* What is required *
What lines in the records below contain the string "Selecting"? Copy every one.
———
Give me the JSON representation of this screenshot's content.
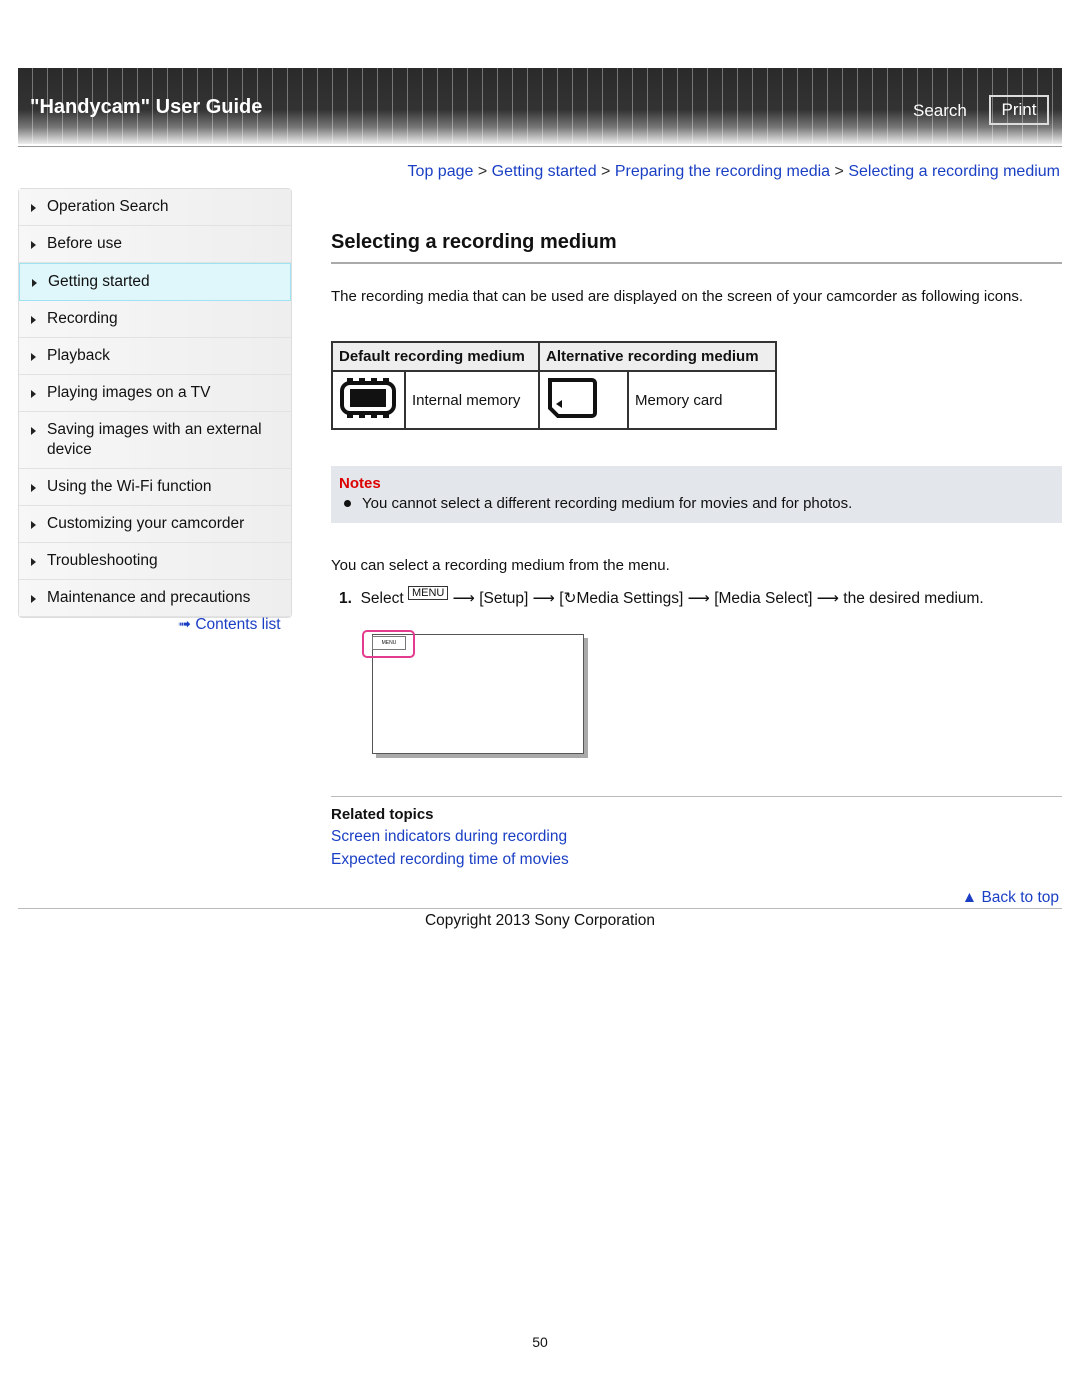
{
  "header": {
    "title": "\"Handycam\" User Guide",
    "search": "Search",
    "print": "Print"
  },
  "breadcrumb": [
    "Top page",
    "Getting started",
    "Preparing the recording media",
    "Selecting a recording medium"
  ],
  "sidebar": {
    "items": [
      "Operation Search",
      "Before use",
      "Getting started",
      "Recording",
      "Playback",
      "Playing images on a TV",
      "Saving images with an external device",
      "Using the Wi-Fi function",
      "Customizing your camcorder",
      "Troubleshooting",
      "Maintenance and precautions"
    ],
    "active": 2,
    "contents_link": "Contents list"
  },
  "main": {
    "title": "Selecting a recording medium",
    "intro": "The recording media that can be used are displayed on the screen of your camcorder as following icons.",
    "table": {
      "headers": [
        "Default recording medium",
        "Alternative recording medium"
      ],
      "default_label": "Internal memory",
      "alt_label": "Memory card",
      "default_icon": "internal-memory-icon",
      "alt_icon": "memory-card-icon"
    },
    "notes": {
      "heading": "Notes",
      "items": [
        "You cannot select a different recording medium for movies and for photos."
      ]
    },
    "menu_text": "You can select a recording medium from the menu.",
    "step": {
      "num": "1.",
      "select": "Select",
      "menu": "MENU",
      "setup": "[Setup]",
      "media_open": "[",
      "media_settings": "Media Settings]",
      "media_select": "[Media Select]",
      "end": "the desired medium."
    },
    "screen_menu": "MENU",
    "related": {
      "heading": "Related topics",
      "links": [
        "Screen indicators during recording",
        "Expected recording time of movies"
      ]
    },
    "back_to_top": "Back to top"
  },
  "footer": {
    "copyright": "Copyright 2013 Sony Corporation",
    "page": "50"
  },
  "colors": {
    "link": "#1a3fc4",
    "notes_heading": "#dd0000",
    "highlight": "#e33b8d"
  }
}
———
* Solution to the problem *
    "Selecting a recording medium"
    "title": "Selecting a recording medium",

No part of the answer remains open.